And in the case of most “epic” narratives, it concerns the heroic exploits and growth of a character. Hiccup’s nature towards compassion and conversation is certainly tested by seemingly unreasonable forces–plus there’s all that angst of “responsibility” and “growing up” that carries throughout the film, along with other themes about “duty” and “family” and–much to my glee–“love“.
But of course, these kind of lofty ideas wouldn’t fly in an animated feature without characters to back it up.
HTTYD 2 brings back favorites from the first film and introduces us to some new faces that make it such a grand experience. From Stoick’s gruff exterior that belies his big heart, Astrid’s courage and confidence, to even the dragons–all designed with memorable personalities that simply shine through. I am happy to report that no one is background flavor; each character has a purpose and they do shine, whether for plot points or for those much-needed moments of charming wit and gags that balance the film.
And HTTYD 2’s storytelling and characters are of course enhanced by the stunning animation that works to bring these characters and this epic story to life. I gushed about the dragons and their personalities shining through–which is all thanks to the attention to detail found in their movements and unique body language designed by the animation team. Furthermore, the textures in this film–from skin to fur, to scales and armor, and everything in between is simply stunning to behold.

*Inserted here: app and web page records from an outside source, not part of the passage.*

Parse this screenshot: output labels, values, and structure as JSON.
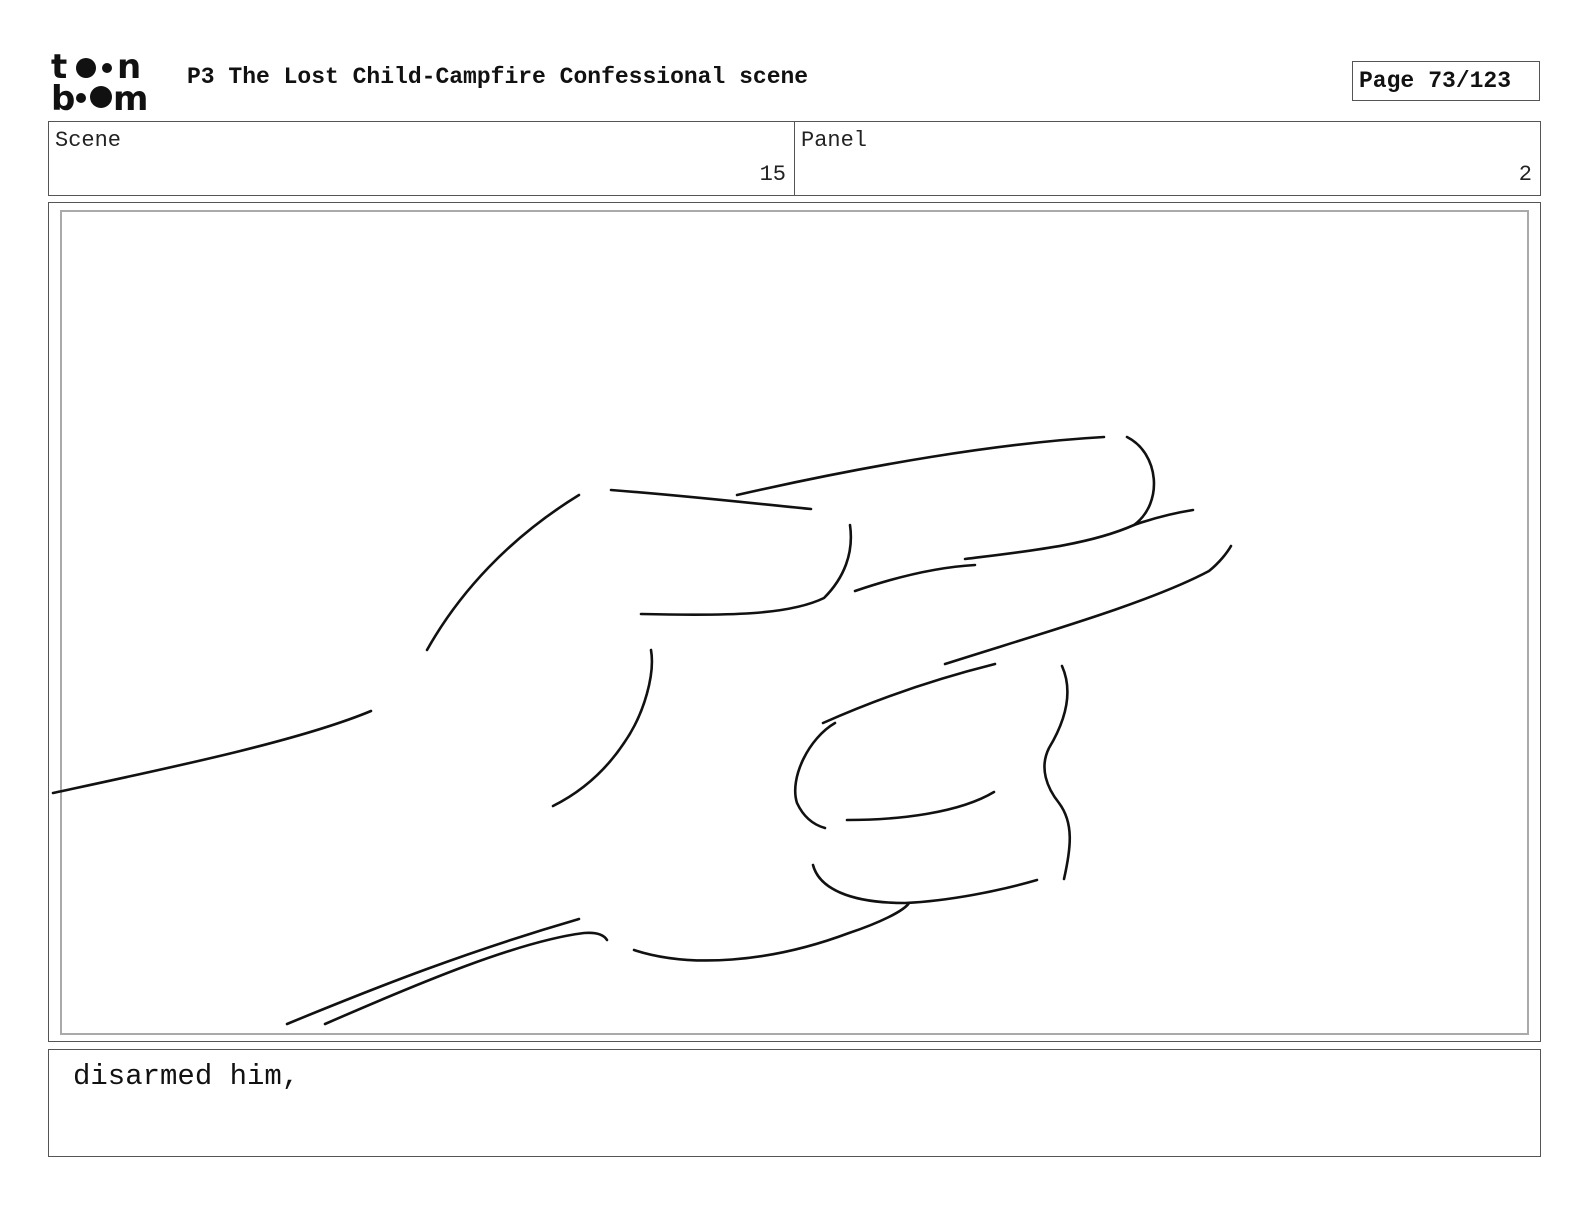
{
  "header": {
    "logo_text_top": "toon",
    "logo_text_bottom": "boom",
    "project_title": "P3 The Lost Child-Campfire Confessional scene",
    "page_label": "Page",
    "page_number": "73/123"
  },
  "info": {
    "scene_label": "Scene",
    "scene_value": "15",
    "panel_label": "Panel",
    "panel_value": "2"
  },
  "panel": {
    "drawing_subject": "hand-sketch"
  },
  "caption": {
    "text": "disarmed him,"
  },
  "colors": {
    "line": "#111111",
    "frame_border": "#555555",
    "inner_border": "#aaaaaa"
  }
}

But what really makes the film is the 3D aspect of it. I never got to watch HTTYD in 3D so I promised myself I would watch its sequel and deal with the fiddly glasses–and it’s really, truly worth it. The sensation of flying and moving through clouds (and in some cases, water) is only enhanced by the 3D effects; if you can stand it, definitely try it in 3D for a literally moving experience.

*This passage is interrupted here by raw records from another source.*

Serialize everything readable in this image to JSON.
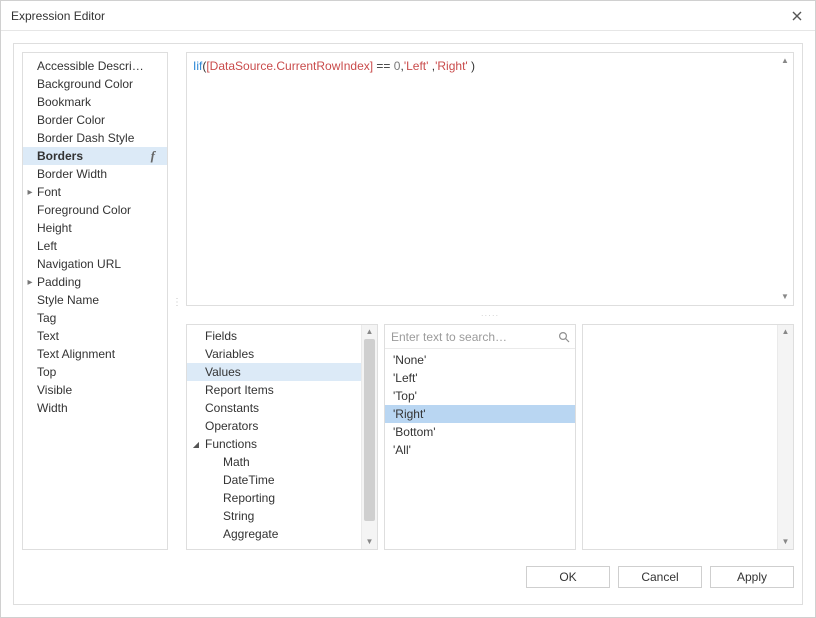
{
  "window": {
    "title": "Expression Editor"
  },
  "expression": {
    "func": "Iif",
    "bracketed": "[DataSource.CurrentRowIndex]",
    "afterBracket": " == ",
    "num": "0",
    "comma1": ",",
    "str1": "'Left'",
    "comma2": " ,",
    "str2": "'Right'",
    "close": " )"
  },
  "properties": [
    {
      "label": "Accessible Descri…",
      "selected": false,
      "expandable": false
    },
    {
      "label": "Background Color",
      "selected": false,
      "expandable": false
    },
    {
      "label": "Bookmark",
      "selected": false,
      "expandable": false
    },
    {
      "label": "Border Color",
      "selected": false,
      "expandable": false
    },
    {
      "label": "Border Dash Style",
      "selected": false,
      "expandable": false
    },
    {
      "label": "Borders",
      "selected": true,
      "fx": true,
      "expandable": false
    },
    {
      "label": "Border Width",
      "selected": false,
      "expandable": false
    },
    {
      "label": "Font",
      "selected": false,
      "expandable": true
    },
    {
      "label": "Foreground Color",
      "selected": false,
      "expandable": false
    },
    {
      "label": "Height",
      "selected": false,
      "expandable": false
    },
    {
      "label": "Left",
      "selected": false,
      "expandable": false
    },
    {
      "label": "Navigation URL",
      "selected": false,
      "expandable": false
    },
    {
      "label": "Padding",
      "selected": false,
      "expandable": true
    },
    {
      "label": "Style Name",
      "selected": false,
      "expandable": false
    },
    {
      "label": "Tag",
      "selected": false,
      "expandable": false
    },
    {
      "label": "Text",
      "selected": false,
      "expandable": false
    },
    {
      "label": "Text Alignment",
      "selected": false,
      "expandable": false
    },
    {
      "label": "Top",
      "selected": false,
      "expandable": false
    },
    {
      "label": "Visible",
      "selected": false,
      "expandable": false
    },
    {
      "label": "Width",
      "selected": false,
      "expandable": false
    }
  ],
  "categories": [
    {
      "label": "Fields",
      "level": 0
    },
    {
      "label": "Variables",
      "level": 0
    },
    {
      "label": "Values",
      "level": 0,
      "selected": true
    },
    {
      "label": "Report Items",
      "level": 0
    },
    {
      "label": "Constants",
      "level": 0
    },
    {
      "label": "Operators",
      "level": 0
    },
    {
      "label": "Functions",
      "level": 0,
      "expanded": true
    },
    {
      "label": "Math",
      "level": 1
    },
    {
      "label": "DateTime",
      "level": 1
    },
    {
      "label": "Reporting",
      "level": 1
    },
    {
      "label": "String",
      "level": 1
    },
    {
      "label": "Aggregate",
      "level": 1
    }
  ],
  "search": {
    "placeholder": "Enter text to search…"
  },
  "values": [
    {
      "label": "'None'"
    },
    {
      "label": "'Left'"
    },
    {
      "label": "'Top'"
    },
    {
      "label": "'Right'",
      "selected": true
    },
    {
      "label": "'Bottom'"
    },
    {
      "label": "'All'"
    }
  ],
  "buttons": {
    "ok": "OK",
    "cancel": "Cancel",
    "apply": "Apply"
  }
}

Another big kudos for the film goes to the music, which enhances the tone and mood of scenes so perfectly. Sharp-eared listeners may even catch snippets of HTTYD‘s main theme rehashed and used within many of the OST’s tracks. If we’re moving towards the epic, the soundtrack has certainly evolved to match.
But of course, this film is not without some of its blunders. While we did get some lovely answers to questions raised in the first film, we also are left with more questions and even some untidy loose ends. There is also something definitely different about the first and second half of the film, with the slow, loving build of the first half and its many intricacies in sharp contrast to a second half that tries to wrap up too quickly, and too soon. Battles and character problems are resolved rather quickly–and the emotional push of the first half is more or less swept under the rug to wrap up the plot as neatly as possible.
BUT that quibble aside, this is a sequel that does not fall into the humdrum of being a sequel–it is its own epic with its own goal to expand the story of Hiccup, Toothless, and the dragons riders of Berk, testing them with harsh tasks that have the audience on the edge of their seats–cheering for them all the while. I have done my best to uh, be spoiler free as possible in this review, but I can guarantee that HTTYD 2 is a story that needs to be seen, one that is both fun and thought-provoking, and that takes the risk to fly higher.
The first film was a wonder to behold, and with this film, there is the promise of an epic that certainly makes me excited for what the final film will bring!
– Excellent animation and 3-D features.
– Superb musical score.
– Dragons and feelings
– Lagging second half.
– Some very loose ends that may not satisfy fans of the first film’s solid storytelling